In 2010, the Basel III Accord introduced the net stable funding ratio to establish a regulatory monitor of international banks’ liquidity. The authors find that US banks had already been practicing active liquidity management for at least a decade with the objective of profitably converging to a targeted loans-to-core-deposits ratio.
The authors examine the management of the loans-to-core-deposits (LTCD) ratio in a large sample of US banks over the period 1992–2012 and conclude that US banks had proactively targeted a minimum LTCD ratio long before the introduction of Basel III’s net stable funding ratio (NSFR). Moreover, in any year with a gap between the actual and targeted LTCD ratio, banks effectively adjust their liquidity to close the gap at an average speed of 26% per year, and it would take 7.6 years to close the gap assuming no liquidity surprises going forward.
How Is This Research Useful to Practitioners?
The authors show that the speed at which banks adjust their LTCD ratios is financially efficient. Larger banks, and especially those with significant liquidity gaps, tend to act a little more quickly to adjust their LTCD ratios closer to their optimal targets.
Larger banks and publicly traded banks can afford to exhibit above-average LTCD ratios because their loan portfolio is more diversified and they are able to swiftly tap sources of short-term funding (e.g., repos and commercial paper) at a low cost. Banks that are rapidly growing their asset base also have relatively high LTCD ratios. Banks that report large equity capital buffers are associated with lower-than-average LTCD ratios—possibly because their strong solvency is deemed to carry “franchise value” worthy of protection.

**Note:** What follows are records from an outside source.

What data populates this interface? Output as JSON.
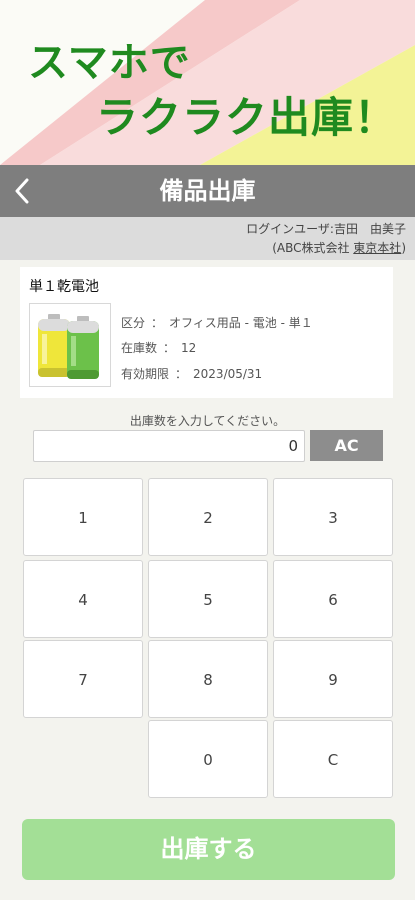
{
  "banner": {
    "line1": "スマホで",
    "line2": "ラクラク出庫！"
  },
  "header": {
    "title": "備品出庫",
    "back_icon": "chevron-left-icon"
  },
  "user": {
    "login_label": "ログインユーザ:",
    "name": "吉田　由美子",
    "company_prefix": "(ABC株式会社 ",
    "branch": "東京本社",
    "company_suffix": ")"
  },
  "item": {
    "name": "単１乾電池",
    "image_icon": "battery-icon",
    "category_label": "区分",
    "category_value": "オフィス用品 - 電池 - 単１",
    "stock_label": "在庫数",
    "stock_value": "12",
    "expiry_label": "有効期限",
    "expiry_value": "2023/05/31",
    "separator": "："
  },
  "quantity": {
    "prompt": "出庫数を入力してください。",
    "value": "0",
    "clear_all_label": "AC"
  },
  "keypad": {
    "k1": "1",
    "k2": "2",
    "k3": "3",
    "k4": "4",
    "k5": "5",
    "k6": "6",
    "k7": "7",
    "k8": "8",
    "k9": "9",
    "k0": "0",
    "kC": "C"
  },
  "submit": {
    "label": "出庫する"
  },
  "colors": {
    "brand_green": "#1f8a1f",
    "header_gray": "#7e7e7e",
    "submit_green": "#a3df96"
  }
}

Commercial banks with unused commitments and credit lines target higher ratios. Banks with an extensive network of branches target lower LTCD ratios as they focus on securing relatively stable retail deposits. LTCD ratios tend to increase during the last stages of an economic expansion. The aforementioned bank characteristics seem to affect the NSFR, which is considered the regulatory analog of the LTCD ratio.
Equity research analysts covering the US banking sector can identify and explain significant differences in liquidity levels and management on the basis of the authors’ findings. Moreover, analysts may reasonably predict that larger banks will operate with fewer liquid assets and, if they become too illiquid, will correct it at a faster pace than small and medium-sized commercial banks.
There is no history available to help predict outcomes when regulatory capital requirements and liquidity standards coexist.
How Did the Authors Conduct This Research?
To calculate the LTCD ratio and the NSFR, the authors use the official reporting history of 10,190 different US commercial banks excluding systemically important banks over the period 1992–2012. This sample provides the researchers with an unbalanced panel of 127,828 bank-year observations of data from financial statements, sourced from relevant Federal Financial Institutions Examination Council reports and Federal Reserve Y-9C reports.
The LTCD/NSFR targets and the speed of annual adjustment toward these targets are estimated with a partial-adjustment model run on the panel data. In the simpler model (generalized method of moments estimation), the average speed of adjustment is set to be constant both cross-sectionally and in terms of time series, whereas in the more dynamic form (ordinary least-squares estimation), the speed of adjustment is assumed to vary with respect to the individual bank’s business and financial characteristics and the macroeconomic climate over time. The authors study systemically important banks separately and test for robustness.
Such variables as total assets, equity capitalization, public listing, growth strategy plan, credit line commitment, significant mortgage exposure, branch network, and positive economic conditions are tested for significance in determining bank liquidity targets. Finally, the speed of adjustment to the targeted levels of the LTCD ratio or the NSFR is estimated in relation to the magnitude of the lagged liquidity gap and its interaction with the bank’s size.
Altogether, the authors’ findings suggest that US commercial banks did not seem to wait for minimum liquidity levels to be established in the regulatory landscape in order to actively apply liquidity optimization practices. Yet, compliance with strict NSFR rules introduced with Basel III in 2010 is envisaged to shift banks’ attention to striking a balance between increasing profitability through growth in risky long-term assets and increasing net stable funding by eliciting core deposits to the detriment of interest margins.